I constantly marvel at the brilliance of the songwriting collaboration between John Lennon and Paul McCartney. I don't know if they ever wrote a bad song. It boggles the mind. I mean, everyone knows this, but it still blows me away every time I think about it. Why did they ever break up?
So it was with great interest that I read a nice feature in the LA Times about Paul's new album, "Memory Almost Full," which he is releasing through Hear Music, the Starbuck's label. The following passage, about "the days when it was easy to bend over a guitar with Lennon on the other rumpled bed and work magic on cue":
"We were writing 'She Loves You' because we'd been told by our manager
that we needed a single. And we were just, 'OK.' It was great. We just
responded well to direction. They'd say, 'You're going into studio
next week, so you'll need to write the album.' And we'd go, 'OK.' Ha!
Never once do I remember us going, 'A whole album in a week?' Which,
you know, we should've thought.
"But we go, 'Yeah, great, OK.' We were just so innocent and
enthusiastic. So yeah, that's what we did all the time. We wrote just
under 300 songs, and that was done in about 300 sessions. We never had
a dry session."
How could that be?
"Because we were bloody brilliant. Pure genius, that's all. 'We were
very good,' he said modestly,' " and he smiles for his failure to
conjure up the requisite humility. "The good thing is, now you can say
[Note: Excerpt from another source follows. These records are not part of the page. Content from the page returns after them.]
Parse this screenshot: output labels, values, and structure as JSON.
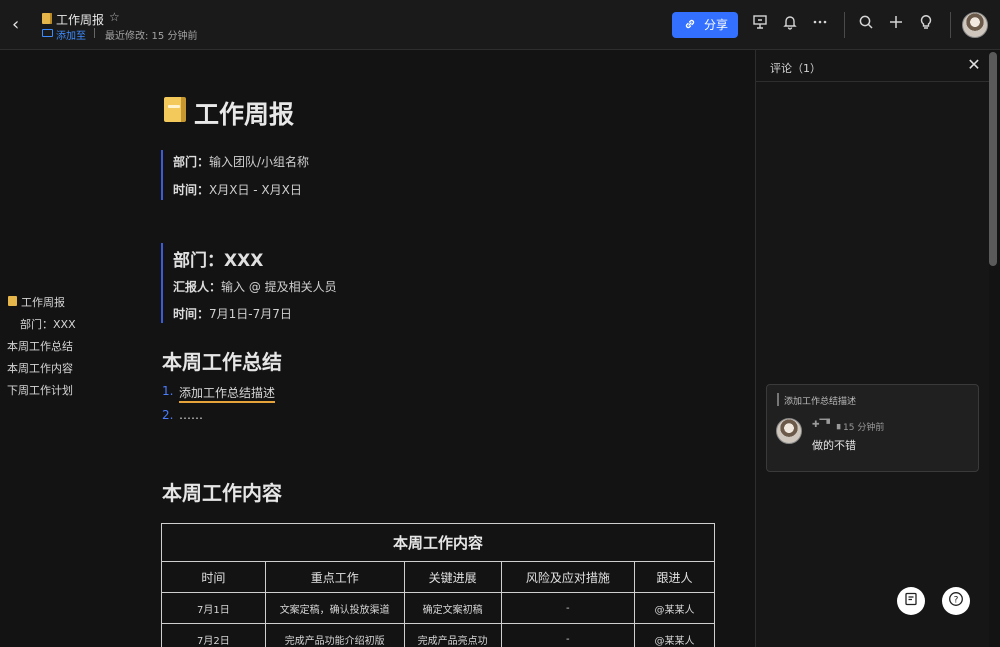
{
  "header": {
    "back_glyph": "‹",
    "title": "工作周报",
    "star_glyph": "☆",
    "add_to": "添加至",
    "modified": "最近修改: 15 分钟前",
    "share_label": "分享",
    "share_icon": "link-icon",
    "icons": [
      "presentation-icon",
      "bell-icon",
      "more-icon",
      "search-icon",
      "plus-icon",
      "lightbulb-icon"
    ]
  },
  "outline": {
    "items": [
      {
        "label": "工作周报"
      },
      {
        "label": "部门：XXX"
      },
      {
        "label": "本周工作总结"
      },
      {
        "label": "本周工作内容"
      },
      {
        "label": "下周工作计划"
      }
    ]
  },
  "doc": {
    "title": "工作周报",
    "meta": {
      "dept_label": "部门：",
      "dept_value": "输入团队/小组名称",
      "time_label": "时间：",
      "time_value": "X月X日 - X月X日"
    },
    "dept_heading": "部门：XXX",
    "reporter_label": "汇报人：",
    "reporter_value": "输入 @ 提及相关人员",
    "period_label": "时间：",
    "period_value": "7月1日-7月7日",
    "summary_heading": "本周工作总结",
    "summary_items": [
      {
        "num": "1.",
        "text": "添加工作总结描述"
      },
      {
        "num": "2.",
        "text": "……"
      }
    ],
    "content_heading": "本周工作内容",
    "table": {
      "caption": "本周工作内容",
      "headers": [
        "时间",
        "重点工作",
        "关键进展",
        "风险及应对措施",
        "跟进人"
      ],
      "rows": [
        [
          "7月1日",
          "文案定稿，确认投放渠道",
          "确定文案初稿",
          "-",
          "@某某人"
        ],
        [
          "7月2日",
          "完成产品功能介绍初版",
          "完成产品亮点功",
          "-",
          "@某某人"
        ]
      ]
    }
  },
  "comments": {
    "title": "评论（1）",
    "close_glyph": "✕",
    "card": {
      "quote": "添加工作总结描述",
      "user": "✚▔▘▗",
      "time": "15 分钟前",
      "text": "做的不错"
    }
  },
  "fabs": {
    "left_icon": "feedback-icon",
    "right_glyph": "?"
  },
  "colors": {
    "accent": "#3370ff",
    "quote_bar": "#3c5bd8",
    "list_number": "#4a7dff",
    "annotation_underline": "#e6a33a",
    "doc_icon": "#e7b64a"
  }
}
that. People used to say, 'Don't you think you're a bit conceited?'
And I'd say, 'I know what you mean, you could say it's conceited, but
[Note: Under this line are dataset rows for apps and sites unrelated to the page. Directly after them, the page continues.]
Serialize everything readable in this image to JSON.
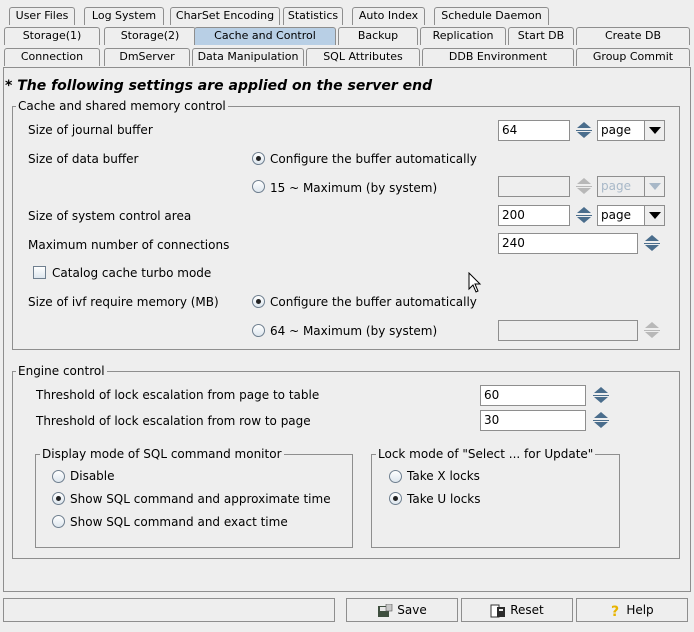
{
  "tabs": {
    "row1": [
      "User Files",
      "Log System",
      "CharSet Encoding",
      "Statistics",
      "Auto Index",
      "Schedule Daemon"
    ],
    "row2": [
      "Storage(1)",
      "Storage(2)",
      "Cache and Control",
      "Backup",
      "Replication",
      "Start DB",
      "Create DB"
    ],
    "row3": [
      "Connection",
      "DmServer",
      "Data Manipulation",
      "SQL Attributes",
      "DDB Environment",
      "Group Commit"
    ],
    "active": "Cache and Control"
  },
  "notice": "* The following settings are applied on the server end",
  "cache": {
    "legend": "Cache and shared memory control",
    "journal_label": "Size of journal buffer",
    "journal_value": "64",
    "journal_unit": "page",
    "data_buffer_label": "Size of data buffer",
    "data_auto_label": "Configure the buffer automatically",
    "data_manual_label": "15 ~ Maximum (by system)",
    "data_unit": "page",
    "syscontrol_label": "Size of system control area",
    "syscontrol_value": "200",
    "syscontrol_unit": "page",
    "maxconn_label": "Maximum number of connections",
    "maxconn_value": "240",
    "catalog_label": "Catalog cache turbo mode",
    "ivf_label": "Size of ivf require memory (MB)",
    "ivf_auto_label": "Configure the buffer automatically",
    "ivf_manual_label": "64 ~ Maximum (by system)"
  },
  "engine": {
    "legend": "Engine control",
    "page_table_label": "Threshold of lock escalation from page to table",
    "page_table_value": "60",
    "row_page_label": "Threshold of lock escalation from row to page",
    "row_page_value": "30",
    "monitor_legend": "Display mode of SQL command monitor",
    "monitor_options": [
      "Disable",
      "Show SQL command and approximate time",
      "Show SQL command and exact time"
    ],
    "monitor_selected": 1,
    "lock_legend": "Lock mode of \"Select ... for Update\"",
    "lock_options": [
      "Take X locks",
      "Take U locks"
    ],
    "lock_selected": 1
  },
  "buttons": {
    "save": "Save",
    "reset": "Reset",
    "help": "Help"
  },
  "icons": {
    "save": "save-disk-icon",
    "reset": "reset-icon",
    "help": "help-question-icon",
    "cursor": "mouse-pointer-icon"
  },
  "colors": {
    "active_tab": "#b8cfe5",
    "background": "#eeeeee",
    "spinner": "#4a6d8c"
  }
}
I really do know we're good. I can feel it every time we write a
song.' Because John and I were very good collaborators. We really
helped each other massively and admired each other greatly."
He thinks for a moment. "It was a joy," he says.